> _Exercise instructions_:
Below is a listing with pictures in it. Copy it exactly without them.

> _Data for this exercise_:

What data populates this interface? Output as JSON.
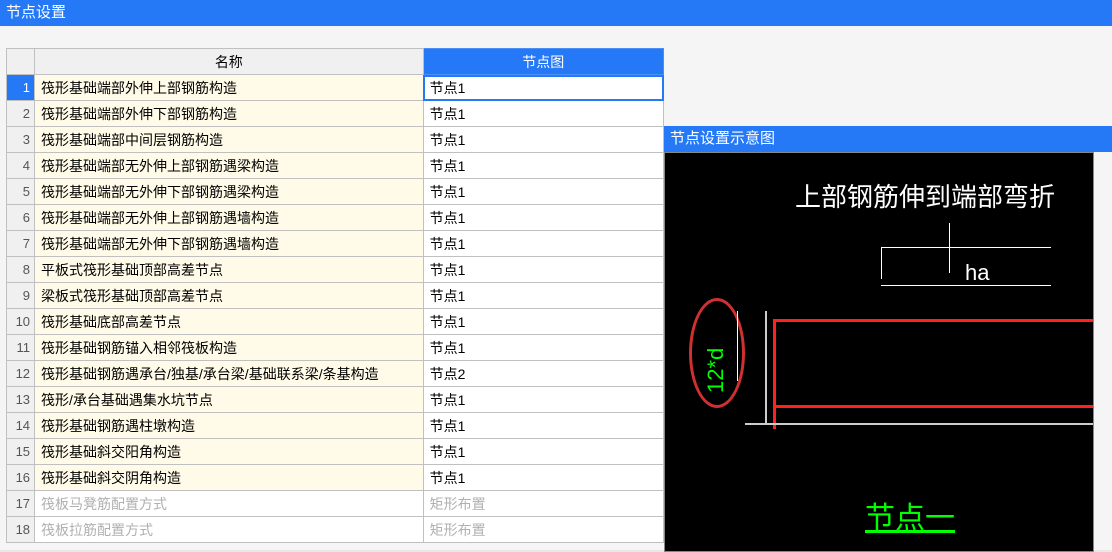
{
  "window_title": "节点设置",
  "columns": {
    "name": "名称",
    "node": "节点图"
  },
  "rows": [
    {
      "n": 1,
      "name": "筏形基础端部外伸上部钢筋构造",
      "node": "节点1",
      "selected": true
    },
    {
      "n": 2,
      "name": "筏形基础端部外伸下部钢筋构造",
      "node": "节点1"
    },
    {
      "n": 3,
      "name": "筏形基础端部中间层钢筋构造",
      "node": "节点1"
    },
    {
      "n": 4,
      "name": "筏形基础端部无外伸上部钢筋遇梁构造",
      "node": "节点1"
    },
    {
      "n": 5,
      "name": "筏形基础端部无外伸下部钢筋遇梁构造",
      "node": "节点1"
    },
    {
      "n": 6,
      "name": "筏形基础端部无外伸上部钢筋遇墙构造",
      "node": "节点1"
    },
    {
      "n": 7,
      "name": "筏形基础端部无外伸下部钢筋遇墙构造",
      "node": "节点1"
    },
    {
      "n": 8,
      "name": "平板式筏形基础顶部高差节点",
      "node": "节点1"
    },
    {
      "n": 9,
      "name": "梁板式筏形基础顶部高差节点",
      "node": "节点1"
    },
    {
      "n": 10,
      "name": "筏形基础底部高差节点",
      "node": "节点1"
    },
    {
      "n": 11,
      "name": "筏形基础钢筋锚入相邻筏板构造",
      "node": "节点1"
    },
    {
      "n": 12,
      "name": "筏形基础钢筋遇承台/独基/承台梁/基础联系梁/条基构造",
      "node": "节点2"
    },
    {
      "n": 13,
      "name": "筏形/承台基础遇集水坑节点",
      "node": "节点1"
    },
    {
      "n": 14,
      "name": "筏形基础钢筋遇柱墩构造",
      "node": "节点1"
    },
    {
      "n": 15,
      "name": "筏形基础斜交阳角构造",
      "node": "节点1"
    },
    {
      "n": 16,
      "name": "筏形基础斜交阴角构造",
      "node": "节点1"
    },
    {
      "n": 17,
      "name": "筏板马凳筋配置方式",
      "node": "矩形布置",
      "disabled": true
    },
    {
      "n": 18,
      "name": "筏板拉筋配置方式",
      "node": "矩形布置",
      "disabled": true
    }
  ],
  "preview": {
    "title": "节点设置示意图",
    "heading": "上部钢筋伸到端部弯折",
    "ha": "ha",
    "dim": "12*d",
    "node_label": "节点一"
  }
}
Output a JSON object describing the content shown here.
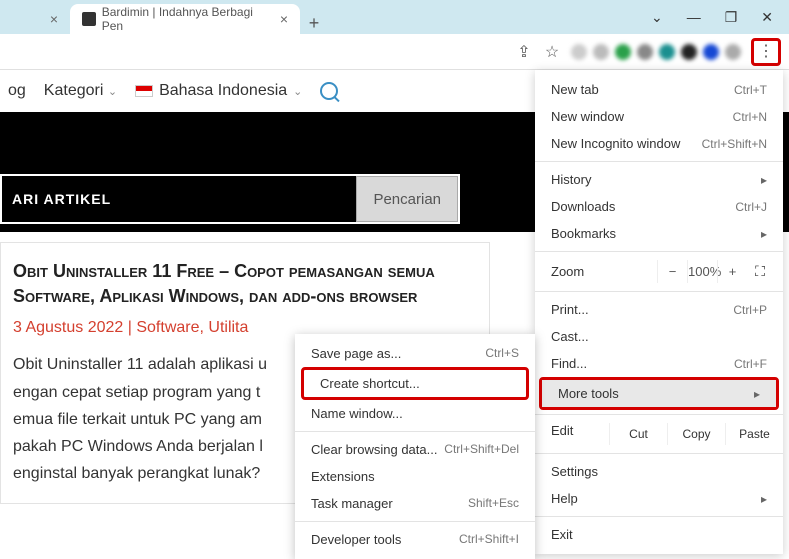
{
  "tabs": {
    "active_title": "Bardimin | Indahnya Berbagi Pen"
  },
  "nav": {
    "item1": "og",
    "item2": "Kategori",
    "item3": "Bahasa Indonesia"
  },
  "search": {
    "label": "ARI ARTIKEL",
    "button": "Pencarian"
  },
  "article": {
    "title": "Obit Uninstaller 11 Free – Copot pemasangan semua Software, Aplikasi Windows, dan add-ons browser",
    "meta": "3 Agustus 2022 | Software, Utilita",
    "body": "Obit Uninstaller 11 adalah aplikasi u\nengan cepat setiap program yang t\nemua file terkait untuk PC yang am\npakah PC Windows Anda berjalan l\nenginstal banyak perangkat lunak?"
  },
  "menu": {
    "new_tab": "New tab",
    "new_tab_sc": "Ctrl+T",
    "new_window": "New window",
    "new_window_sc": "Ctrl+N",
    "new_incognito": "New Incognito window",
    "new_incognito_sc": "Ctrl+Shift+N",
    "history": "History",
    "downloads": "Downloads",
    "downloads_sc": "Ctrl+J",
    "bookmarks": "Bookmarks",
    "zoom": "Zoom",
    "zoom_val": "100%",
    "print": "Print...",
    "print_sc": "Ctrl+P",
    "cast": "Cast...",
    "find": "Find...",
    "find_sc": "Ctrl+F",
    "more_tools": "More tools",
    "edit": "Edit",
    "cut": "Cut",
    "copy": "Copy",
    "paste": "Paste",
    "settings": "Settings",
    "help": "Help",
    "exit": "Exit"
  },
  "submenu": {
    "save_page": "Save page as...",
    "save_page_sc": "Ctrl+S",
    "create_shortcut": "Create shortcut...",
    "name_window": "Name window...",
    "clear_browsing": "Clear browsing data...",
    "clear_browsing_sc": "Ctrl+Shift+Del",
    "extensions": "Extensions",
    "task_manager": "Task manager",
    "task_manager_sc": "Shift+Esc",
    "dev_tools": "Developer tools",
    "dev_tools_sc": "Ctrl+Shift+I"
  }
}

> _Worked solution_:
What data populates this interface? Output as JSON.
{
  "window_title": "节点设置",
  "columns": {
    "name": "名称",
    "node": "节点图"
  },
  "rows": [
    {
      "n": 1,
      "name": "筏形基础端部外伸上部钢筋构造",
      "node": "节点1",
      "selected": true
    },
    {
      "n": 2,
      "name": "筏形基础端部外伸下部钢筋构造",
      "node": "节点1"
    },
    {
      "n": 3,
      "name": "筏形基础端部中间层钢筋构造",
      "node": "节点1"
    },
    {
      "n": 4,
      "name": "筏形基础端部无外伸上部钢筋遇梁构造",
      "node": "节点1"
    },
    {
      "n": 5,
      "name": "筏形基础端部无外伸下部钢筋遇梁构造",
      "node": "节点1"
    },
    {
      "n": 6,
      "name": "筏形基础端部无外伸上部钢筋遇墙构造",
      "node": "节点1"
    },
    {
      "n": 7,
      "name": "筏形基础端部无外伸下部钢筋遇墙构造",
      "node": "节点1"
    },
    {
      "n": 8,
      "name": "平板式筏形基础顶部高差节点",
      "node": "节点1"
    },
    {
      "n": 9,
      "name": "梁板式筏形基础顶部高差节点",
      "node": "节点1"
    },
    {
      "n": 10,
      "name": "筏形基础底部高差节点",
      "node": "节点1"
    },
    {
      "n": 11,
      "name": "筏形基础钢筋锚入相邻筏板构造",
      "node": "节点1"
    },
    {
      "n": 12,
      "name": "筏形基础钢筋遇承台/独基/承台梁/基础联系梁/条基构造",
      "node": "节点2"
    },
    {
      "n": 13,
      "name": "筏形/承台基础遇集水坑节点",
      "node": "节点1"
    },
    {
      "n": 14,
      "name": "筏形基础钢筋遇柱墩构造",
      "node": "节点1"
    },
    {
      "n": 15,
      "name": "筏形基础斜交阳角构造",
      "node": "节点1"
    },
    {
      "n": 16,
      "name": "筏形基础斜交阴角构造",
      "node": "节点1"
    },
    {
      "n": 17,
      "name": "筏板马凳筋配置方式",
      "node": "矩形布置",
      "disabled": true
    },
    {
      "n": 18,
      "name": "筏板拉筋配置方式",
      "node": "矩形布置",
      "disabled": true
    }
  ],
  "preview": {
    "title": "节点设置示意图",
    "heading": "上部钢筋伸到端部弯折",
    "ha": "ha",
    "dim": "12*d",
    "node_label": "节点一"
  }
}
Output a JSON object describing the content shown here.
{
  "tabs": {
    "active_title": "Bardimin | Indahnya Berbagi Pen"
  },
  "nav": {
    "item1": "og",
    "item2": "Kategori",
    "item3": "Bahasa Indonesia"
  },
  "search": {
    "label": "ARI ARTIKEL",
    "button": "Pencarian"
  },
  "article": {
    "title": "Obit Uninstaller 11 Free – Copot pemasangan semua Software, Aplikasi Windows, dan add-ons browser",
    "meta": "3 Agustus 2022 | Software, Utilita",
    "body": "Obit Uninstaller 11 adalah aplikasi u\nengan cepat setiap program yang t\nemua file terkait untuk PC yang am\npakah PC Windows Anda berjalan l\nenginstal banyak perangkat lunak?"
  },
  "menu": {
    "new_tab": "New tab",
    "new_tab_sc": "Ctrl+T",
    "new_window": "New window",
    "new_window_sc": "Ctrl+N",
    "new_incognito": "New Incognito window",
    "new_incognito_sc": "Ctrl+Shift+N",
    "history": "History",
    "downloads": "Downloads",
    "downloads_sc": "Ctrl+J",
    "bookmarks": "Bookmarks",
    "zoom": "Zoom",
    "zoom_val": "100%",
    "print": "Print...",
    "print_sc": "Ctrl+P",
    "cast": "Cast...",
    "find": "Find...",
    "find_sc": "Ctrl+F",
    "more_tools": "More tools",
    "edit": "Edit",
    "cut": "Cut",
    "copy": "Copy",
    "paste": "Paste",
    "settings": "Settings",
    "help": "Help",
    "exit": "Exit"
  },
  "submenu": {
    "save_page": "Save page as...",
    "save_page_sc": "Ctrl+S",
    "create_shortcut": "Create shortcut...",
    "name_window": "Name window...",
    "clear_browsing": "Clear browsing data...",
    "clear_browsing_sc": "Ctrl+Shift+Del",
    "extensions": "Extensions",
    "task_manager": "Task manager",
    "task_manager_sc": "Shift+Esc",
    "dev_tools": "Developer tools",
    "dev_tools_sc": "Ctrl+Shift+I"
  }
}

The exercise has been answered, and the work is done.